If all dates are Julian then I am really puzzled! Today, the Feast of St. James is shown as being celebrated on 25 July. That is Gregorian, I suppose. Was the Feast of St. James celebrated on 25 July under the Julian calendar as well? Can't wrap my head around that...Delete
The Feast of St James is the 25th July. It was the 25th July when it was first thought of (probably sometime between 600 & 900 AD), so it is the 25th July in the Gregorian calendar, as the Julian calendar moved the date away from the actual 25th July. Think of it like this: Christmas Day is the 25th December, regardless of Julian or Gregorian calendar.Delete
My curiosity was aroused by the response by the ChatCPT to the question 'what day of the week was 26 July 1469. The thought crossed my mind that is was extrapolating the Gregorian Calendar back to that date to get the reply 'Wednesday'. So I asked of Google (more or less) what would that date have been had the Gregorian been in effect at that date. Wednesday was the response (though I'm not sure I was 100% convinced).Delete
What makes things really confusing, though, is that the Gregorian Calendar was adopted at various times by various countries and regions anywhere between 1582 and 1923!
Yes. It is confusing! Normally I'd say we are interested in what day of the week people thought it was at the time. Phrasing the question with ChatGPT is important, and knowing whether it has got it right - or have a vague idea of what the right answer should be - is important. I have tried another experiment on a different subject in an attempt to use it as a super search engine. It really isn't reliable in that role.Delete
Very interesting. Sounds like it takes the first thing it finds and talks about that. If you challenge it it then looks at the next thing.ReplyDelete
Scary that it seems very convincing in the first instance, which would make its subsequent "facts" more believable if you have no knowledge yourself.
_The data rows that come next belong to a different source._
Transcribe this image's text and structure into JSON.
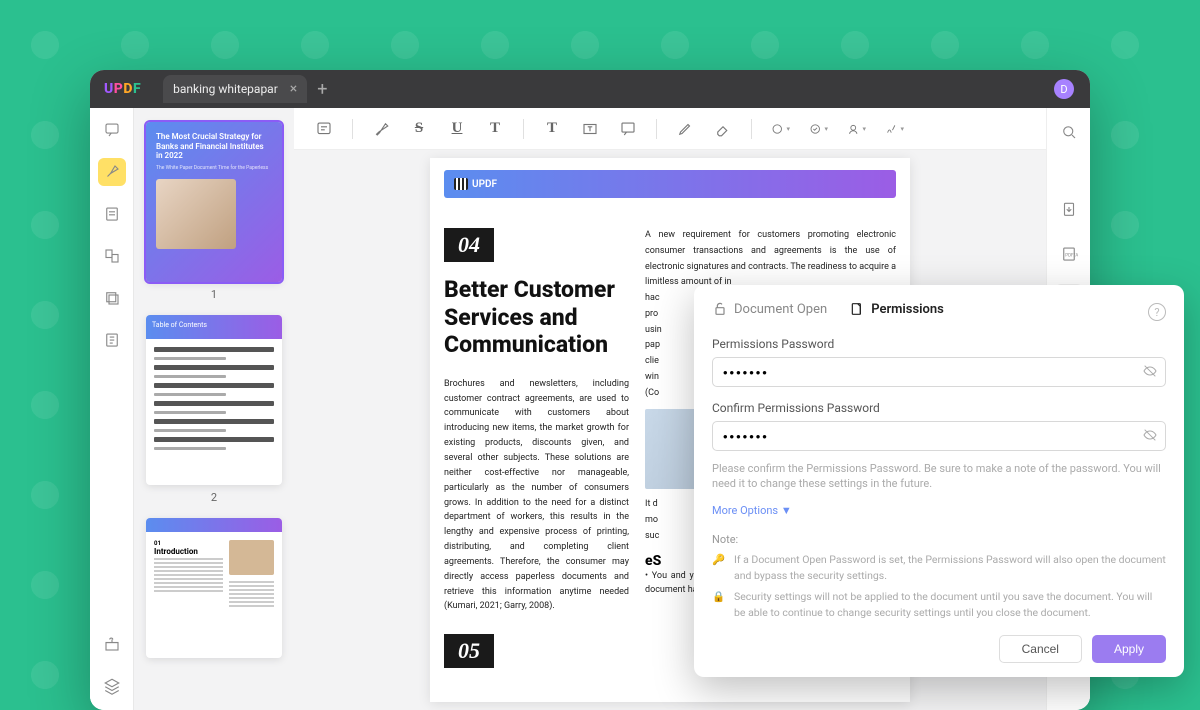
{
  "app": {
    "logo": "UPDF"
  },
  "tab": {
    "name": "banking whitepapar"
  },
  "avatar": {
    "initial": "D"
  },
  "thumbs": {
    "t1": {
      "title": "The Most Crucial Strategy for Banks and Financial Institutes in 2022",
      "sub": "The White Paper Document Time for the Paperless",
      "num": "1"
    },
    "t2": {
      "title": "Table of Contents",
      "num": "2"
    },
    "t3": {
      "num01": "01",
      "title": "Introduction"
    }
  },
  "page": {
    "logoText": "UPDF",
    "num04": "04",
    "h1": "Better Customer Services and Communication",
    "p1": "Brochures and newsletters, including customer contract agreements, are used to communicate with customers about introducing new items, the market growth for existing products, discounts given, and several other subjects. These solutions are neither cost-effective nor manageable, particularly as the number of consumers grows. In addition to the need for a distinct department of workers, this results in the lengthy and expensive process of printing, distributing, and completing client agreements. Therefore, the consumer may directly access paperless documents and retrieve this information anytime needed (Kumari, 2021; Garry, 2008).",
    "p2a": "A new requirement for customers promoting electronic consumer transactions and agreements is the use of electronic signatures and contracts. The readiness to acquire a limitless amount of in",
    "p2b": "hac",
    "p2c": "pro",
    "p2d": "usin",
    "p2e": "pap",
    "p2f": "clie",
    "p2g": "win",
    "p2h": "(Co",
    "p3": "It d",
    "p4": "mo",
    "p5": "suc",
    "h2": "eS",
    "bullet": "• You and your concerned customer will get notified when a document has been signed electronically",
    "num05": "05"
  },
  "dialog": {
    "tab1": "Document Open",
    "tab2": "Permissions",
    "passLabel": "Permissions Password",
    "passValue": "•••••••",
    "confirmLabel": "Confirm Permissions Password",
    "confirmValue": "•••••••",
    "hint": "Please confirm the Permissions Password. Be sure to make a note of the password. You will need it to change these settings in the future.",
    "moreOptions": "More Options  ▼",
    "noteTitle": "Note:",
    "note1": "If a Document Open Password is set, the Permissions Password will also open the document and bypass the security settings.",
    "note2": "Security settings will not be applied to the document until you save the document. You will be able to continue to change security settings until you close the document.",
    "cancel": "Cancel",
    "apply": "Apply"
  }
}
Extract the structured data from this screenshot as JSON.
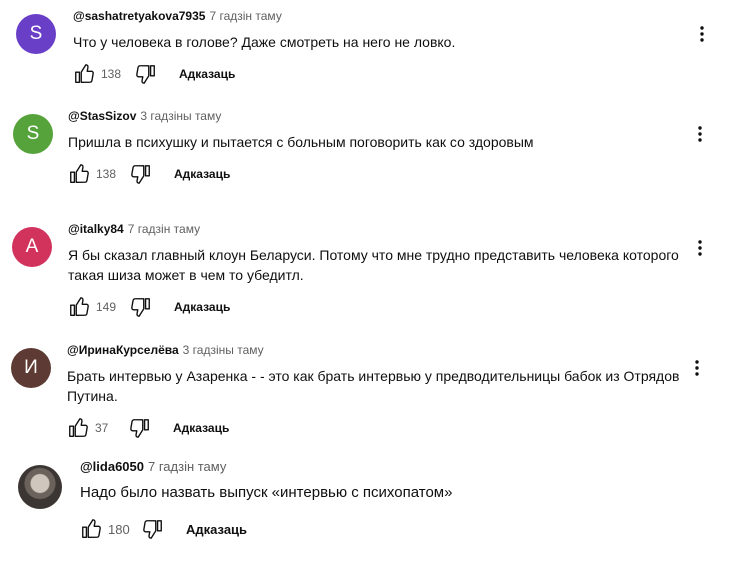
{
  "comments": [
    {
      "avatar_letter": "S",
      "avatar_color": "#6a3fc7",
      "author": "@sashatretyakova7935",
      "time": "7 гадзін таму",
      "text": "Что у человека в голове? Даже смотреть на него не ловко.",
      "likes": "138",
      "reply_label": "Адказаць"
    },
    {
      "avatar_letter": "S",
      "avatar_color": "#56a33c",
      "author": "@StasSizov",
      "time": "3 гадзіны таму",
      "text": "Пришла в психушку и пытается с больным поговорить как со здоровым",
      "likes": "138",
      "reply_label": "Адказаць"
    },
    {
      "avatar_letter": "A",
      "avatar_color": "#d2335c",
      "author": "@italky84",
      "time": "7 гадзін таму",
      "text": "Я бы сказал главный клоун Беларуси. Потому что мне трудно представить человека которого такая шиза может в чем то убедитл.",
      "likes": "149",
      "reply_label": "Адказаць"
    },
    {
      "avatar_letter": "И",
      "avatar_color": "#5d3a33",
      "author": "@ИринаКурселёва",
      "time": "3 гадзіны таму",
      "text": "Брать интервью у Азаренка - - это как брать интервью у предводительницы бабок из Отрядов Путина.",
      "likes": "37",
      "reply_label": "Адказаць"
    },
    {
      "avatar_letter": "",
      "avatar_color": "#4a4340",
      "author": "@lida6050",
      "time": "7 гадзін таму",
      "text": "Надо было назвать выпуск «интервью с психопатом»",
      "likes": "180",
      "reply_label": "Адказаць"
    }
  ]
}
It certainly takes more time "thinking" about some answers, so it may be weighing the probabilities when it finds more than one outcome. Rather than going with the first thing found it may look for several and then take the consensus. When you challenge it, it looks like it tries to find any evidence supporting your challenge, and then re-evaluates. This causes longer pauses. What is very "human" is its barefaced assertion of things that aren't true!Delete
Nice. I've been experimenting with AI-driven gaming and RPGs after reading some interesting blogposts about devising both units and figure models. Hadn't thought about rules at all.ReplyDelete
From what I've seen so far, it is more useful for inspiration than immediate use, but inspiration is still quite a good thing.
It is useful for gathering ideas. Currently would work best for generic fantasy as its fact checking is very poor.Delete